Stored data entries
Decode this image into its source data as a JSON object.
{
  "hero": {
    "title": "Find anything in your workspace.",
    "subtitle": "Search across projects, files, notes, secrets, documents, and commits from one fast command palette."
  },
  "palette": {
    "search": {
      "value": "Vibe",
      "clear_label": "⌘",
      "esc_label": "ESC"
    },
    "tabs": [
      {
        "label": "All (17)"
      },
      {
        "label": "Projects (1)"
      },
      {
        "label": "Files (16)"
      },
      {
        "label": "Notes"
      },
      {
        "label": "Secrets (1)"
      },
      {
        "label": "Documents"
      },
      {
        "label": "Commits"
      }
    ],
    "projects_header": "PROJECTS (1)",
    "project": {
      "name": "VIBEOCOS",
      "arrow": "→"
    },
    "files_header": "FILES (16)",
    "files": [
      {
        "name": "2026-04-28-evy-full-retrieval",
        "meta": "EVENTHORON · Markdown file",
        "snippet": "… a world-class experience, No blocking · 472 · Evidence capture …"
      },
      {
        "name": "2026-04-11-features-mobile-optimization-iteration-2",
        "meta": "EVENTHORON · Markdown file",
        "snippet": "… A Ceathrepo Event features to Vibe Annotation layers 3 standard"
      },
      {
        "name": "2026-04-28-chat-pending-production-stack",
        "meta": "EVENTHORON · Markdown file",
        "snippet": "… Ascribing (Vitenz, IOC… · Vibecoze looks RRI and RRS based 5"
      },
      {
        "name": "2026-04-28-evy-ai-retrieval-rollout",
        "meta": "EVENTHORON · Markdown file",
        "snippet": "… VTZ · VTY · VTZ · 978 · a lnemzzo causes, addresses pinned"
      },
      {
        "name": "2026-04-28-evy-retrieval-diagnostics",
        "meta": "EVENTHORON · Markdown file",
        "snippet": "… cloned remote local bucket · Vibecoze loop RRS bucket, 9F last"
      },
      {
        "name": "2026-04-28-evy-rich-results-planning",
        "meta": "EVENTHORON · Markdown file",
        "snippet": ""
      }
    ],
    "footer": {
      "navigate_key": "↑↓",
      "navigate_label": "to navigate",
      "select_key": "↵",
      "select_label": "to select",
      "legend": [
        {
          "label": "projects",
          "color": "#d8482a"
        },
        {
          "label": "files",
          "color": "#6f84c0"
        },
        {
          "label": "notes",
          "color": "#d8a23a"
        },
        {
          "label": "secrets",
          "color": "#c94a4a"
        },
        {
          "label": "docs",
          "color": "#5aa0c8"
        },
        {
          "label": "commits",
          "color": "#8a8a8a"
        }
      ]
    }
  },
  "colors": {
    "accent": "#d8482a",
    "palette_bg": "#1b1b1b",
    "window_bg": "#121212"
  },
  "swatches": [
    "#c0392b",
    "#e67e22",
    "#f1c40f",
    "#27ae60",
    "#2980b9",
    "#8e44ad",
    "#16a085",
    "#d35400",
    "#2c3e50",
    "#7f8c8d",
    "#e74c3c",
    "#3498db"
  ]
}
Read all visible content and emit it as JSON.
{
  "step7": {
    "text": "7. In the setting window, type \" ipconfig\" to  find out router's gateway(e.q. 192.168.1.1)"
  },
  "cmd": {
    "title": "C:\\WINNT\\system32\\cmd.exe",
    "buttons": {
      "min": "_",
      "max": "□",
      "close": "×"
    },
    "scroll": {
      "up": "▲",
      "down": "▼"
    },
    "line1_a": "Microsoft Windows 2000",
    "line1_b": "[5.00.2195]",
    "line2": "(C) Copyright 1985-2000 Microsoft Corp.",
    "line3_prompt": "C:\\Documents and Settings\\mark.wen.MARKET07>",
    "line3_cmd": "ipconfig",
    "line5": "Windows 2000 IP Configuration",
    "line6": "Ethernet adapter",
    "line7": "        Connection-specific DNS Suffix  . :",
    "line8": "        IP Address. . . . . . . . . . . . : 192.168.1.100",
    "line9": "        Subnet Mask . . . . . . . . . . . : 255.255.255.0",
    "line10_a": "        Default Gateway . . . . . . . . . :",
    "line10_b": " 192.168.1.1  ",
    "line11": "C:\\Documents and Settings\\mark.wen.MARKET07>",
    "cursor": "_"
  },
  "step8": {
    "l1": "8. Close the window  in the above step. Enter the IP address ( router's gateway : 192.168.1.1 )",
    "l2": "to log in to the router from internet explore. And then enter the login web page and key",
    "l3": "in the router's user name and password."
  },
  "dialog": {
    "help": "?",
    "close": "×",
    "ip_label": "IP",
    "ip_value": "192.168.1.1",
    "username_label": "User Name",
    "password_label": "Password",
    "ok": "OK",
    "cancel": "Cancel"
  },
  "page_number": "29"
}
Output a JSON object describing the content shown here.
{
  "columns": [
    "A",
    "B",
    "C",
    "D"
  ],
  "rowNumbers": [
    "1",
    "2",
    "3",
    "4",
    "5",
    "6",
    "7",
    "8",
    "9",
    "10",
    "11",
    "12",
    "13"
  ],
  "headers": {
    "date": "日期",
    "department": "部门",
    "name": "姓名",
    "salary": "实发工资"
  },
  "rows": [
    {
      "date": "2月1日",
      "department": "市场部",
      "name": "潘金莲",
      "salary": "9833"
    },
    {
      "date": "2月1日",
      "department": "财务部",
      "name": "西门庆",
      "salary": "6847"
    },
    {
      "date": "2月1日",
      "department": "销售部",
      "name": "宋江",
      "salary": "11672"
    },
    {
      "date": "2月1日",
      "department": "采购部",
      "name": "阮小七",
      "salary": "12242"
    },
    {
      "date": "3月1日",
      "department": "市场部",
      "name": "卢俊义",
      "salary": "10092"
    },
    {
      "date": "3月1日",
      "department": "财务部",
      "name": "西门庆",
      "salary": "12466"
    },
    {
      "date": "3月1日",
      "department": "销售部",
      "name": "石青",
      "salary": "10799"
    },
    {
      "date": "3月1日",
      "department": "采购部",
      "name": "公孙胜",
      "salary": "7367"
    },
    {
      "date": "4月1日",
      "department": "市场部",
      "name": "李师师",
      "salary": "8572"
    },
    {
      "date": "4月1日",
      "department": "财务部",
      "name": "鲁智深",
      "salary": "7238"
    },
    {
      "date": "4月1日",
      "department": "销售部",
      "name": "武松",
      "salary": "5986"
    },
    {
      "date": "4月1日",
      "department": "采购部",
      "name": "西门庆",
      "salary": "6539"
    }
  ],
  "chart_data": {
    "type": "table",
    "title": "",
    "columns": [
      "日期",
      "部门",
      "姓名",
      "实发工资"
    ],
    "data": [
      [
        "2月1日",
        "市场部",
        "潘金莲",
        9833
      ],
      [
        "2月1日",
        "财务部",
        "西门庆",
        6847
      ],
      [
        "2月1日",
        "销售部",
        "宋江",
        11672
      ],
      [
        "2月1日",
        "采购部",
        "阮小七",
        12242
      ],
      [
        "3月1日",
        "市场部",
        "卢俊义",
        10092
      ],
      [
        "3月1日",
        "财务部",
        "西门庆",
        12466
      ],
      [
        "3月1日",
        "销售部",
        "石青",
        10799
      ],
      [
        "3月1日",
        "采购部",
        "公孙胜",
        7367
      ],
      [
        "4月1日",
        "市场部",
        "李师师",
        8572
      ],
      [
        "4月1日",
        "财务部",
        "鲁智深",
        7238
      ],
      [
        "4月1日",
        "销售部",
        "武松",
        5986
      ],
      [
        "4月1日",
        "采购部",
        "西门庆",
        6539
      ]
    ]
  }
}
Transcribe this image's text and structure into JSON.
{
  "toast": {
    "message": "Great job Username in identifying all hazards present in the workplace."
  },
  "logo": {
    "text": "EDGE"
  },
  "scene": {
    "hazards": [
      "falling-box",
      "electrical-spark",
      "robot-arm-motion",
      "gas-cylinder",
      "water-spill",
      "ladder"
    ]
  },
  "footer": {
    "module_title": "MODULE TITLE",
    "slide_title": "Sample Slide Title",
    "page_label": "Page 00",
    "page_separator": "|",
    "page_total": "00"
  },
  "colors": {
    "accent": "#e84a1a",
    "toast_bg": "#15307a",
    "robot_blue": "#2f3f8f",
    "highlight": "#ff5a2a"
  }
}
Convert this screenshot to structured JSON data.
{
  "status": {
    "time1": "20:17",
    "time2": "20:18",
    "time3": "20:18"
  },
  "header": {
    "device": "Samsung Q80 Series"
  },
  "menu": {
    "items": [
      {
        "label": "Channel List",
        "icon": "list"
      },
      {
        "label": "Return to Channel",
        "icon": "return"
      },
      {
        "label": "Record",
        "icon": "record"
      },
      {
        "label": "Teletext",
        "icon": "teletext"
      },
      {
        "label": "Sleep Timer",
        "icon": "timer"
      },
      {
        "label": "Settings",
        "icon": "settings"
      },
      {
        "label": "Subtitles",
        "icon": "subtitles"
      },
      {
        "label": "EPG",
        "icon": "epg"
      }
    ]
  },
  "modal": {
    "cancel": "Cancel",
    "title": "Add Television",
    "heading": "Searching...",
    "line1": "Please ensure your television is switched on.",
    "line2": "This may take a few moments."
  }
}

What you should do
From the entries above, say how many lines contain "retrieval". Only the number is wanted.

Solution
3